Later, they released water from the dam in an attempt to flood approaching Iraqi forces, which eventually recaptured the dam in 2016. (See "What You Need to Know About the World's Water Wars.")
Water touches every aspect of human life, sometimes in unexpected ways, says Darin Jensen, a cartographer at the University of California and founder of a nonprofit group called Guerrilla Cartography.
The group’s latest project, Water: An Atlas, takes an unconventional look at the importance of water through more than 80 maps, including one showing the sites where water has played a role in the conflict with ISIS (included in the gallery above).
The maps in the atlas come from artists, activists, academics, and other mapmakers. Like the group’s first atlas, which focused on food issues, it was a crowdsourced effort. Organizers picked the theme and solicited contributions.
“It’s a very bottom-up process where we don’t look to publishers or academics to tell us what people want to read on a map,” Jensen says. “We announce a theme and let people who are passionate about it tell us what should be in the atlas."

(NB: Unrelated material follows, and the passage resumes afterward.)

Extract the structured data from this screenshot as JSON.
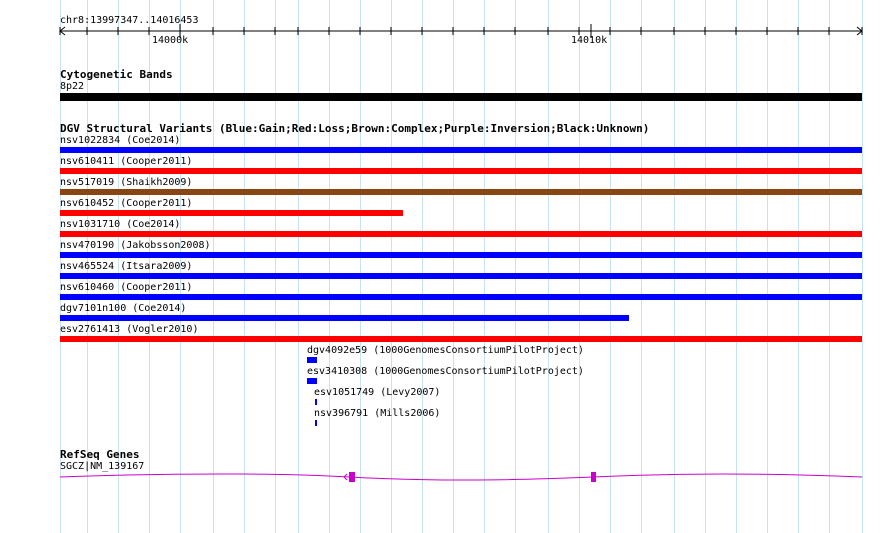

Many of the maps focus on climate and environmental issues. One depicts the impact of alternating cycles of drought and flooding in North Korea in recent years; several others show the effects of rising sea levels on places and populations around the world.
Water use and conservation is another common theme, with maps and graphics that highlight possible strategies for water conservation, such as the use of aquaponics in agriculture or projects designed to collect drinking water from fog.
Unlike most maps you’d find in a more conventional atlas, some of the ones in the Guerrilla Cartography atlas have a very a definite point of view.
A map of the Dakotas created by a team of activists and scholars, for example, ties the threat to drinking water posed by the Dakota Access Pipeline to historical land seizures and the federal government's violence against Native Americans. (See "4 Key Impacts of the Keystone XL and Dakota Access Pipelines.")
So Long, Vegas?
Many maps take an imaginative approach. The first map in the gallery above looks to the future, envisioning water conflicts in North America in 2028.
By that time, the mapmakers suggest, water shortages will have rendered Las Vegas uninhabitable and there will be a demilitarized zone around the Great Lakes to protect this precious source of drinking water. (Read "Grabbing Water From Future Generations.")
It’s not all doom and gloom, however. A chapter of imaginary maps is packed with mythological sea creatures and includes a map that tracks the locations people have proposed over the centuries for the lost city of Atlantis.
All of the mapmakers volunteered their time to make the atlas, and Guerrilla Cartography has launched a Kickstarter campaign to fund its printing. If they exceed their goal, Jensen says, they plan to distribute extra copies to schools and libraries.